Transmedia narratives use a combination of Barthesian hermeneutic codes, negative capability and migratory cues to guide audiences across multiple media platforms. This thesis examines complex narratives from comics, novels, films and video games, but draws upon the transmedia franchises built around Jim Henson’s Labyrinth and The Dark Crystal to provide two primary case studies in how these techniques can be deployed with varying results. By paying close attention to staying in canon, building an open world, maintaining a consistent tone across extensions, carefully deciding when to begin building a transmedia franchise, addressing open questions while posing new ones, and looking for ways to help audiences keep track of how each extension relates to each other, transmedia storytellers can weave complex narratives that will prove rewarding to audiences, academics and producers alike.
About Geoffrey Long
Geoffrey Long is a storyteller, scholar, and consultant exploring the future of storytelling and how storyworlds and technology co-evolve. He is co-editor of the Playful Thinking series for MIT Press, an Assistant Teaching Professor in the Emerging Technology in Business and Design department at Miami University of Ohio's College of Creative Arts, and the Director of Miami's Worldbuilding + Narrative Design Research (WNDR) Lab.
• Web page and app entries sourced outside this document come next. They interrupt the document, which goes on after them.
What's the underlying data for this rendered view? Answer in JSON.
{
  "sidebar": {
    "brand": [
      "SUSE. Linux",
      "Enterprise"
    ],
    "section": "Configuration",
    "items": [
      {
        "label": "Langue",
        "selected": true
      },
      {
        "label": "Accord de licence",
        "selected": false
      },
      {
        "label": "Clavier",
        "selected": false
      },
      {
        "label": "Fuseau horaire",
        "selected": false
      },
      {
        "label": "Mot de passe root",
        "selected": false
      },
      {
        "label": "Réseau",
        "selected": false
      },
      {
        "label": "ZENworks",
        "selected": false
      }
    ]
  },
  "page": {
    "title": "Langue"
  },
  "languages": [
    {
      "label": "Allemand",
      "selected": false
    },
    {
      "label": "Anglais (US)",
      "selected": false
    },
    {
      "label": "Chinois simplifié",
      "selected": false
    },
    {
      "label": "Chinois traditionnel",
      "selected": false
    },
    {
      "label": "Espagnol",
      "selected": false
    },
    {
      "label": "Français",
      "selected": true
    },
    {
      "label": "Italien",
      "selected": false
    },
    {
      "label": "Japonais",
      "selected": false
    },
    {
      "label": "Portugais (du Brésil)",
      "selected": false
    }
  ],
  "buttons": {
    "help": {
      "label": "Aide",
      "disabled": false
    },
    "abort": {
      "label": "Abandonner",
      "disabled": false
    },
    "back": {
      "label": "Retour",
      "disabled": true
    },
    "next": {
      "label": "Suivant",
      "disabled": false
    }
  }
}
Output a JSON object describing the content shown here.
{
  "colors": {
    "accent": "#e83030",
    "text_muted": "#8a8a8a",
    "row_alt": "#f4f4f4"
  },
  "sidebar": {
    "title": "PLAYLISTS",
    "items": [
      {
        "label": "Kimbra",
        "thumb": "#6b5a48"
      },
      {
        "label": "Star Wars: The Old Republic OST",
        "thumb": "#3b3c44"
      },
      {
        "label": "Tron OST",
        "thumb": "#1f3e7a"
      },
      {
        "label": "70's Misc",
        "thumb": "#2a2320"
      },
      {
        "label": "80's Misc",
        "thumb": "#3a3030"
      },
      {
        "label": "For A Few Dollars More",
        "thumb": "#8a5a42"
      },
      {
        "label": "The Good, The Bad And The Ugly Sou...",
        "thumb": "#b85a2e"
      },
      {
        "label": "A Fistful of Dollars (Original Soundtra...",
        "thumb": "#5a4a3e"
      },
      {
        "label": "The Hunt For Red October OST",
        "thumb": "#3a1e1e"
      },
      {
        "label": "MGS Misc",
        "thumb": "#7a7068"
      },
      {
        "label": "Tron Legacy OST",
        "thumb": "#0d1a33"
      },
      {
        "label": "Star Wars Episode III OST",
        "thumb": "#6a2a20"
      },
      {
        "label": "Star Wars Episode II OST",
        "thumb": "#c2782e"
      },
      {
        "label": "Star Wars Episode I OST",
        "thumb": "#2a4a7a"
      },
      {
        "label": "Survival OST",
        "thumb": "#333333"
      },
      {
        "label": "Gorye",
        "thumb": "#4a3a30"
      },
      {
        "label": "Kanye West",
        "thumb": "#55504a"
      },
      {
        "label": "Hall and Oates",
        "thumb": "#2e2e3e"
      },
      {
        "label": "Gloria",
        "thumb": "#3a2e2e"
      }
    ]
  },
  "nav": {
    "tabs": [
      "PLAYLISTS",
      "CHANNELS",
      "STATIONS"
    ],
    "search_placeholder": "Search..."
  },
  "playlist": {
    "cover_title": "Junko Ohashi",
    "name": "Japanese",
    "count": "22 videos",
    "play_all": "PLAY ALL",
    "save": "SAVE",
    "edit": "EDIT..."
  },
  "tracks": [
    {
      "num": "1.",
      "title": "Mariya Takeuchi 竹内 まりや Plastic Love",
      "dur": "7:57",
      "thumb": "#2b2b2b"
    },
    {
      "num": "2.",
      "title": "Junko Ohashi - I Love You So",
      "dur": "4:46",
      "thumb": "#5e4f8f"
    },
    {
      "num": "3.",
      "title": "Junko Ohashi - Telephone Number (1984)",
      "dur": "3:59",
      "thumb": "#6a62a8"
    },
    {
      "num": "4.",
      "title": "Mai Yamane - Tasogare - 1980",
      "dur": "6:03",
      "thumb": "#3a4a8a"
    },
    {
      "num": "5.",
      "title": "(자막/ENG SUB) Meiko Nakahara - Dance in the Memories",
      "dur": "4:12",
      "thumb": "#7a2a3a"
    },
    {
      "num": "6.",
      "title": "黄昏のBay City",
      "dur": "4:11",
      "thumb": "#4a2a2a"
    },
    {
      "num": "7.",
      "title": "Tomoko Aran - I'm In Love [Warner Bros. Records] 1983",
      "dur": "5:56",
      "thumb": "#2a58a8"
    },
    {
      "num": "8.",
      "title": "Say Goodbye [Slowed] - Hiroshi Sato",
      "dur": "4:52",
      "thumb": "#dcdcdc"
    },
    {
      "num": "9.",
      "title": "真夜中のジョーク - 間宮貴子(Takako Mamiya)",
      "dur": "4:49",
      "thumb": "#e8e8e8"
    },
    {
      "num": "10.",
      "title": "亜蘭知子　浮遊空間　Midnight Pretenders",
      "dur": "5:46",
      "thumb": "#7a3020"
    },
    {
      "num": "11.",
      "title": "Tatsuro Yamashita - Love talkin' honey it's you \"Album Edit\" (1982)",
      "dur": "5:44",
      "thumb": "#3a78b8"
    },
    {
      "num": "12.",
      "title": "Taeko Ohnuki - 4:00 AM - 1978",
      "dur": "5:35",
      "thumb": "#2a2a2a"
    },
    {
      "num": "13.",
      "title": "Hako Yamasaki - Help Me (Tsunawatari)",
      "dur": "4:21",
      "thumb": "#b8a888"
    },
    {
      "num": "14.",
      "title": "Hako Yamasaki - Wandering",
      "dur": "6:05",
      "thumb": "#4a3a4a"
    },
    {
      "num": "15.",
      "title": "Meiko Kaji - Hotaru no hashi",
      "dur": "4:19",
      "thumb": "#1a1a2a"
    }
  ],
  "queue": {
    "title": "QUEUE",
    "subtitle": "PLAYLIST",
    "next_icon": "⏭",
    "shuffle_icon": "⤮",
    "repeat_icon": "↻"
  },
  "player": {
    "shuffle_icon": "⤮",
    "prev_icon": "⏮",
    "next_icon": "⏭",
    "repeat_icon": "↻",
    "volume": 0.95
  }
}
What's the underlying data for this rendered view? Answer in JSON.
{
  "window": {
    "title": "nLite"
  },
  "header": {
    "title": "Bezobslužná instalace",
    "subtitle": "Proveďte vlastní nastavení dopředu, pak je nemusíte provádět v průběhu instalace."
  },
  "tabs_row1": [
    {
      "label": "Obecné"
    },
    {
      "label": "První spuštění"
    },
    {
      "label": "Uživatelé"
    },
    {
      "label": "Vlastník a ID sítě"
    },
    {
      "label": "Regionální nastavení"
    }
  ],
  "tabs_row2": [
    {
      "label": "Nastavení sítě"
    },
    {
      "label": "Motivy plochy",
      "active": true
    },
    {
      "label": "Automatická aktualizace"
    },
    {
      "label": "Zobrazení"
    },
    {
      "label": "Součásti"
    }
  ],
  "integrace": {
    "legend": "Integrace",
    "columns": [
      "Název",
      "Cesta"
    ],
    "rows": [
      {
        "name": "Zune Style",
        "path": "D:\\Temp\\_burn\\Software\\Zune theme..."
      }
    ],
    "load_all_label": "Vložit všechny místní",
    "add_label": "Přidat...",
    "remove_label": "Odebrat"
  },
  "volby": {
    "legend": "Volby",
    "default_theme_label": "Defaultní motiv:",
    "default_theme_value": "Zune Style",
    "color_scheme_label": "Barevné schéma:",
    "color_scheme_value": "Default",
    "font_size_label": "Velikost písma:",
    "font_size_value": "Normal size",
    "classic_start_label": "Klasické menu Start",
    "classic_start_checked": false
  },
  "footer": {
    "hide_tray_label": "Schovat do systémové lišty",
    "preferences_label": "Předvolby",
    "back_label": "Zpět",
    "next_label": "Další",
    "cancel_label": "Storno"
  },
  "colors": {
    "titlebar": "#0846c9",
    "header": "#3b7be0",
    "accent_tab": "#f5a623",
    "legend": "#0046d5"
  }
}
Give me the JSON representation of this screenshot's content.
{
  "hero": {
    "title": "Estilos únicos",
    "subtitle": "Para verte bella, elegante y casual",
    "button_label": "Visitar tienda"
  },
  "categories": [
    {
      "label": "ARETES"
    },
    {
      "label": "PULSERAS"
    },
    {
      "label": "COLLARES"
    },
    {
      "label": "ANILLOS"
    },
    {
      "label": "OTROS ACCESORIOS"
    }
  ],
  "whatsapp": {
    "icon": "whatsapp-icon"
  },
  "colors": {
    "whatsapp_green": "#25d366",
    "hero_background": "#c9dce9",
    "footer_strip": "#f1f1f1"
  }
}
In his previous academic and professional lives Geoff has been a Visiting Assistant Professor in Digital Liberal Arts and Director of the Whittier Other Worlds (WOW) Lab at Whittier College; Creative Director for the World Building Media Lab at the University of Southern California's School of Cinematic Arts; Technical Director and Creative Director for the Annenberg Innovation Lab at USC's Annenberg School of Communication and Journalism; cofounder of Microsoft Studios' Narrative Design Team; a member of a "future of media" think tank under Microsoft CTO/CXOs J Allard and Ray Ozzie; and a founding member of the Singapore-MIT GAMBIT Game Lab and the Convergence Culture Consortium at the Massachusetts Institute of Technology. His writing has appeared in The Edison Project from the USC Annenberg Innovation Lab; Durhy Kurtz and Bourdaa's The Rise of Transtexts: Challenges and Opportunities and Wolf's Revisiting Imaginary Worlds: A Subcreation Studies Anthology, both from Routledge; and the extended online edition of Jenkins, Ford and Green's Spreadable Media from NYU Press. As a scholar and consultant Geoff has worked with Amazon Studios, BET, Cisco, the City of Los Angeles, DirecTV, Fidelity, FOX, Havas, HBO, IBM, Intel, the Los Angeles Times, MTV, Turner Broadcasting, Walt Disney Imagineering and Warner Bros.
Geoff holds a BA in English and Philosophy from Kenyon College, a master's in Comparative Media Studies from MIT, and a Ph.D. in Media Arts + Practice from USC's School of Cinematic Arts.